■ YOUR TASK ■
Some lines in the material below hold the word "JSON". Copy all of them.
::: DATA SECTION
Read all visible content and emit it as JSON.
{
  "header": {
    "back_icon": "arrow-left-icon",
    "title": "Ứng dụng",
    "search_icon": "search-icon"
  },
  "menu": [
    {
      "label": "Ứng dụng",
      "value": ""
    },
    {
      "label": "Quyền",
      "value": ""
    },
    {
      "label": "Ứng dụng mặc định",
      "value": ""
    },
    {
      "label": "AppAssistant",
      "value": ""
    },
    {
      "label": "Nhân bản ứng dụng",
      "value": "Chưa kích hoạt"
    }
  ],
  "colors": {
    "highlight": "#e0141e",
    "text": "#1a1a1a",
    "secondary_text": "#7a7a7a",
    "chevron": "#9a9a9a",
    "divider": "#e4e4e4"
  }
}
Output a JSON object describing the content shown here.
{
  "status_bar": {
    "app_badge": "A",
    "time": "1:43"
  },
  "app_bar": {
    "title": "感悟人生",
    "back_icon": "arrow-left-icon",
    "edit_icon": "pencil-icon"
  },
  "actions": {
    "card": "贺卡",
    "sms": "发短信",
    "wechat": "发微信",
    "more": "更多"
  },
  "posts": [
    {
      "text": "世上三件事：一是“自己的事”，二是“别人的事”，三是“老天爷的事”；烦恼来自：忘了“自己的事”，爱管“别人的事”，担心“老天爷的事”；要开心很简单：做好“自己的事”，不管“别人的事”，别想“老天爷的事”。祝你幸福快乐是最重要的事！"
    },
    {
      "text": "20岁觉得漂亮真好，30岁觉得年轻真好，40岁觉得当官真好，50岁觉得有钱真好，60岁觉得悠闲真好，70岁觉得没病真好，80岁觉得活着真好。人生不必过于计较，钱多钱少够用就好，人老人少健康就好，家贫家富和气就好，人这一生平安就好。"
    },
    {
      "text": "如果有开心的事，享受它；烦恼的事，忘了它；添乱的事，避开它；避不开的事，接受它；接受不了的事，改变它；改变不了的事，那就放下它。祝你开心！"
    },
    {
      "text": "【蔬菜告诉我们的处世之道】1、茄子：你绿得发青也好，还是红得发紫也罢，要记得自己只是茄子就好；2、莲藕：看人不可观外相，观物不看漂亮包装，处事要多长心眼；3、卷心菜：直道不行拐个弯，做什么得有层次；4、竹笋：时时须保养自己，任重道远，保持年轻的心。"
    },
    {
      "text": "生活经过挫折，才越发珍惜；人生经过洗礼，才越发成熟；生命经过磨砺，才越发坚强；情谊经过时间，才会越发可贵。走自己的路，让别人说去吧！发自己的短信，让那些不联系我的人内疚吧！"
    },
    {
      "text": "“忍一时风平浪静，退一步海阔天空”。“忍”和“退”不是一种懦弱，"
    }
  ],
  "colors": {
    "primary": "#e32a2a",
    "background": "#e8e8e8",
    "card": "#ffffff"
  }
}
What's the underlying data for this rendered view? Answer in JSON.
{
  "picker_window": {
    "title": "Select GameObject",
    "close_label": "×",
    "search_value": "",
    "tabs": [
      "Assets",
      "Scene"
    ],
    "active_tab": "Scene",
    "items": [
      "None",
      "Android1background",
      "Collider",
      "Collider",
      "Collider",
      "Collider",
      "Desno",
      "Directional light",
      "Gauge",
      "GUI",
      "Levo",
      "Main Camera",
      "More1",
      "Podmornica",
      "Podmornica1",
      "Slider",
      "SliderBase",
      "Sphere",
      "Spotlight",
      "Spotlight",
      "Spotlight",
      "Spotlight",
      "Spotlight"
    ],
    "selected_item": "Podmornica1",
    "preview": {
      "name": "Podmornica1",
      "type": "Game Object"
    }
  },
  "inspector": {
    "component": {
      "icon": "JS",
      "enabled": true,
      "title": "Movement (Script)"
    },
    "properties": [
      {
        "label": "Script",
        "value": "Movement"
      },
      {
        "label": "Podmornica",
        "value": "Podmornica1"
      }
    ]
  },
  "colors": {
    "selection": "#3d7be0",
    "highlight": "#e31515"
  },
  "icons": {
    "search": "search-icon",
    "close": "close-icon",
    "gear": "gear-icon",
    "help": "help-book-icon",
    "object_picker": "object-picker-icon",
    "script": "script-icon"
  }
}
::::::
■ WORKED SOLUTION ■
Read all visible content and emit it as JSON.
Output a JSON object describing the content shown here.
What's the underlying data for this rendered view? Answer in JSON.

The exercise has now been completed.